Extracted records:
----

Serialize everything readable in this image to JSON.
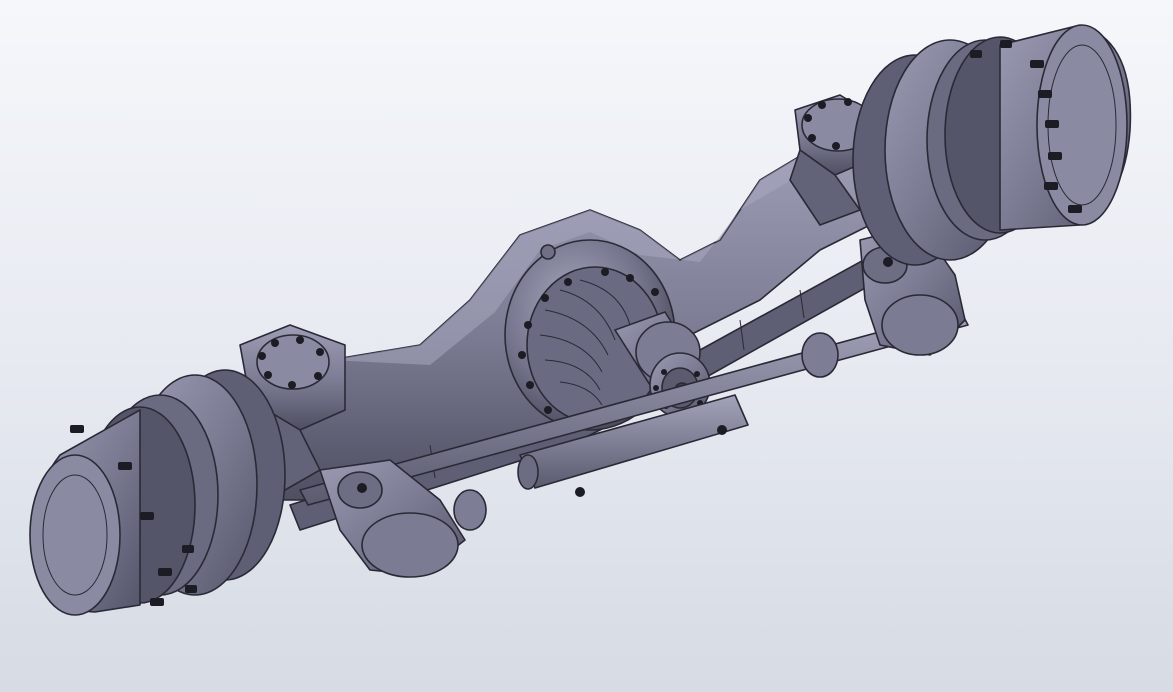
{
  "viewport": {
    "background_top": "#f5f7fb",
    "background_bottom": "#d6dbe4",
    "model_color": "#7b7b93",
    "model_shadow": "#4a4a5c",
    "edge_color": "#2a2a36"
  },
  "model": {
    "parts": [
      "left-hub",
      "right-hub",
      "axle-housing",
      "differential-carrier",
      "input-flange",
      "steering-tie-rod",
      "left-knuckle-arm",
      "right-knuckle-arm",
      "left-spring-pad",
      "right-spring-pad"
    ]
  }
}
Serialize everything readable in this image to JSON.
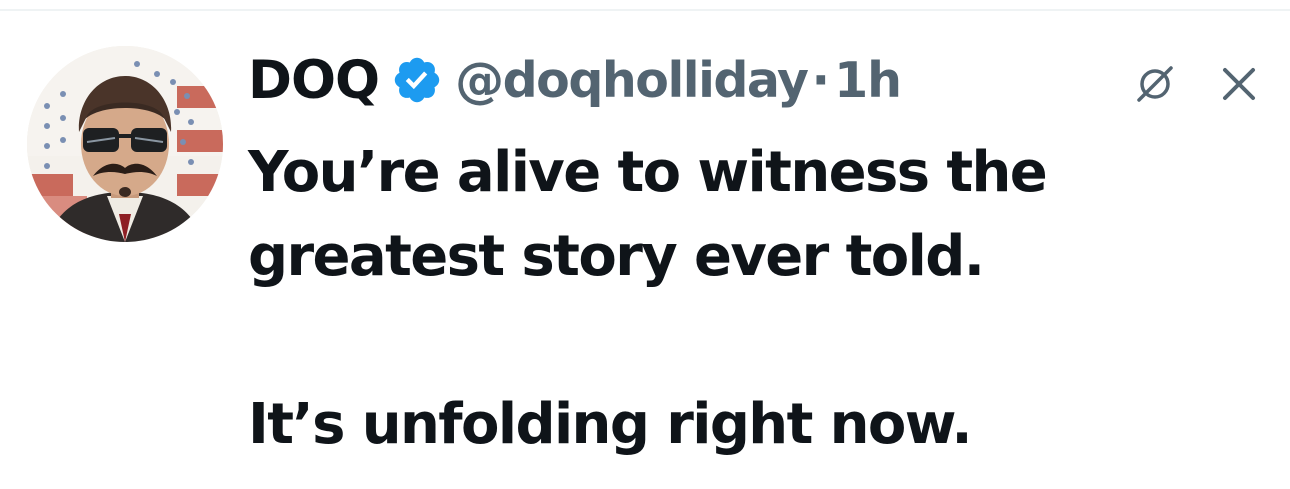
{
  "tweet": {
    "author": {
      "display_name": "DOQ",
      "handle": "@doqholliday",
      "verified": true,
      "verified_color": "#1d9bf0"
    },
    "separator": "·",
    "timestamp": "1h",
    "body": {
      "line1": "You’re alive to witness the",
      "line2": "greatest story ever told.",
      "line3": "It’s unfolding right now."
    },
    "actions": {
      "left_icon": "grok-icon",
      "right_icon": "close-icon"
    }
  },
  "colors": {
    "text_primary": "#0f1419",
    "text_secondary": "#536471",
    "accent": "#1d9bf0",
    "divider": "#eff3f4"
  }
}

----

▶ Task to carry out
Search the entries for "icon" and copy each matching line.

▶ Output of the exercise
      "left_icon": "grok-icon",
      "right_icon": "close-icon"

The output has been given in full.